Well today marks 1 week since the release of WordPress 5 – one of the best known Content Management Systems on the market; and what better way to celebrate than with an update to version 5.0.1! 

It’s pretty common that shortly after a major release of this scale a further release comes out, which leads many people to leap to the advice “Don’t upgrade yet”. That’s all well and good – but when should we upgrade then? Well we have spent this past week playing around with WordPress 5 to ensure that when we are ready to move all of our clients to WordPress 5 we are ready – and our thoughts so far? Pretty impressed!

The key difference is one which your clients will notice, the old text editor is gone, replaced by the incredibly sleek and up to date Gutenberg. This has been an option in previous versions of WordPress – but given it has been there as an advanced preview, it’s been a wise choice to steer clear. The good news is that for the time being with WordPress 5, you can do the inverse and continue using the classical editor if you like – in fact further to this you will be prompted to install the classical editor when you complete the upgrade! I wouldn’t bet on this hanging around forever though, the upgrade to Gutenberg is marking a huge step forward for WordPress and is something we should handle as soon as we can – keeping in mind we’ve all got our work cut out making sure the updates go smoothly across all sites. 

Code from WordPress 5

So how does the upgrade work? You will be pleased to hear we found it rather smooth on all the sites we tested on. Of course it’s worth mentioning that we don’t use a great deal of plugins where we can avoid it, so the ease of having an understanding of the plugin code would probably somewhat help here in case you did find any non-compatible plugins. The entire process worked it’s magic and we were getting through a number of duplicate sites in our sandbox environment without any trouble… But then of course we hit a snag. Of course WordPress is known for its versatility and its ability to be modified to fit just about any scenario – frequently far away from its initial “intended purpose” as a blogging website. So what happened in our case? Well believe it or not the upgrade was smooth, the site continued to operate completely as before. But when I say completely as before, I mean completely. The only visible change in the CMS was that it said it was running WordPress 5… But when we tried to edit the posts, we still saw the classic editor! Baffled by this we tried the normal “Oh this hasn’t properly upgraded” procedures of logging out and logging back in, re-running the installation. And so on until eventually we had to accept that we had upgraded to WordPress 5, and just for some reason kept seeing the Classic Editor! Eventually, we got to the bottom of it – Gutenberg had been installed and indeed was the default editor, however as I had mentioned, the classic editor is still an option in WordPress 5 – our clients installation of WordPress contained custom posts only.
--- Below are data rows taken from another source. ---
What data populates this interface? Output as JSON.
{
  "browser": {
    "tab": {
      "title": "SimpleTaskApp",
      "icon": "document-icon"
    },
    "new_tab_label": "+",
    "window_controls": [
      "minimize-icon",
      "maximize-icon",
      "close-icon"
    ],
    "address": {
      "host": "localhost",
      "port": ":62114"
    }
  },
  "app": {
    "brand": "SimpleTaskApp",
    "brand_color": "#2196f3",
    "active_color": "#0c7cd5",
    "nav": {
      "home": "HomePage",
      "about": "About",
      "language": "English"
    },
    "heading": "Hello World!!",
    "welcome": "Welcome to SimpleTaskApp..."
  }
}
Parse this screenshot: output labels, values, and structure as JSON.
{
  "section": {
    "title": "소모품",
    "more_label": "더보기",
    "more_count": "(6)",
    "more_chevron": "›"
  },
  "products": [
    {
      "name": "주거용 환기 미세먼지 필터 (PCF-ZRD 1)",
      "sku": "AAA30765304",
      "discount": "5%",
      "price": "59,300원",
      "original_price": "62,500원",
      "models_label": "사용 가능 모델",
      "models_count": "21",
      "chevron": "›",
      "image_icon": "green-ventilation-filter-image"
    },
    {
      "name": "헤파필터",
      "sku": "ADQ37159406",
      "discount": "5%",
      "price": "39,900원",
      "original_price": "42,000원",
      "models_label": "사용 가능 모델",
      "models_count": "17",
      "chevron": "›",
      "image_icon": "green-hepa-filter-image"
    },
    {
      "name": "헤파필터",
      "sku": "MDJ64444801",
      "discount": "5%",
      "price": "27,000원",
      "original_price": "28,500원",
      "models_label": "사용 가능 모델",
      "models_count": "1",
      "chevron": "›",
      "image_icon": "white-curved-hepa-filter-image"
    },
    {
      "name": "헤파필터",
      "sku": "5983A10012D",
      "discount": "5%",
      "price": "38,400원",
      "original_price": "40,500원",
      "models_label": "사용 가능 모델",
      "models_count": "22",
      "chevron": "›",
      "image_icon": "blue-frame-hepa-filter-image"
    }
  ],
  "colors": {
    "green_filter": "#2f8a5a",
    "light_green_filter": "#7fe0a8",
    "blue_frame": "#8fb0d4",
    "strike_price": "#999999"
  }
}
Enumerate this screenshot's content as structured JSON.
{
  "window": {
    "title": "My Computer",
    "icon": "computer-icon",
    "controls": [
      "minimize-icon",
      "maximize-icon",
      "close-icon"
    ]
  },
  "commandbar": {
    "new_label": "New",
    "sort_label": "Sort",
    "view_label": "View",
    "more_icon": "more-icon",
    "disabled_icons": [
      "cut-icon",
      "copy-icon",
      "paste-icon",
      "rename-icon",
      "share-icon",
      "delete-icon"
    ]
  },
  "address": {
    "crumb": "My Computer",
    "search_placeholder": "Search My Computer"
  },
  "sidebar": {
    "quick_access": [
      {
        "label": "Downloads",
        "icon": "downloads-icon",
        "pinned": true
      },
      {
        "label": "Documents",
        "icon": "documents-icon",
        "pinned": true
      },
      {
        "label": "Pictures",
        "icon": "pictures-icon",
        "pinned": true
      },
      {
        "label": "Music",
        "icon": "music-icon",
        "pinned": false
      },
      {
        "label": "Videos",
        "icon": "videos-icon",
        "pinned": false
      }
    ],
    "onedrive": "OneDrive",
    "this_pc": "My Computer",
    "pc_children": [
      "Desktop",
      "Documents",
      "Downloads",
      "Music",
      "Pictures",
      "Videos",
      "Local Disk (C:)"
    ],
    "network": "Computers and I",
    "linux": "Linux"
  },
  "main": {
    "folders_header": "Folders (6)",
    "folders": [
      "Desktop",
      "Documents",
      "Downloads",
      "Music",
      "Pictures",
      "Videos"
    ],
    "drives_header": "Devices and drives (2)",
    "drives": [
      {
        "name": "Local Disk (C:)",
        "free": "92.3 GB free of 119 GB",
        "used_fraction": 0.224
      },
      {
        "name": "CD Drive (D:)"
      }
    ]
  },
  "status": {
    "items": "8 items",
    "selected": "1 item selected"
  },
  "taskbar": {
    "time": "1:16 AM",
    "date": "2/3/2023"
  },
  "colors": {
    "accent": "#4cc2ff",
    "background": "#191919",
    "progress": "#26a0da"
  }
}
We had removed the standard “Posts” and “Pages” from WordPress all together, as we needed to specify how both the Front and Back end worked. But even with Custom Posts, we should have had access to Gutenberg right? Well you can, but not always. When we created the Custom Posts, we weren’t thinking about possible interactions with any REST API or anything along those lines, when it isn’t something you will need you often tend not to think about it, so in creating these Custom Post Types, we had left the “show_in_rest” setting to default itself to false. This is something we must remember not to do in the future, as Gutenberg accesses the posts via the REST API. Prohibiting access to REST prohibits Gutenberg from being able to access the post, and therefore requires you to go back to the classic editor. Now as I mentioned earlier, this client has a very specific set of requirements for their items, so this isn’t a huge issue – the posts themselves actually contain no content, just a range of metadata through custom meta-boxes, but it does make us wonder how WordPress will handle such a situation should they remove the classic editor from WordPress all together – or will this remain much like the outdated jQuery library to ensure compatibility?

For those wondering, the minimum requirements for Gutenberg to function on a Custom Post type are that show_in_rest must be set to true, and if you want to defines what your custom post type supports you must include “title” and “editor” as a minimum. 

Simple widget building blocks are now a part of WordPress by default

But what is the verdict on Gutenberg – the key change to WordPress 5. Indeed it’s cheeky to brush over WordPress 5 as if it is uniquely Gutenberg that changes things – but this is the largest change and the most noticeable. For a long time we have been using plugins to allow for a simplistic drag and drop style widget for our customers – finally thanks to Gutenberg and it’s “Blocks” feature, we no longer need to use Plugin’s to add the features missing for a specific clients website – finally we can extend WordPress itself to include the widgets we need! The jury is still out on the use of JavaScript to write these plugins rather than using a PHP function – the fact that this is directly built in to WordPress and unlikely to be “upgraded” overnight in a manner which breaks all our existing plugins is a huge win for us! It will make our development more stream lined, and make the end user experience much simpler. We still have a little bit to get our head around – but the future with Gutenberg is exciting. It’s a yes from us!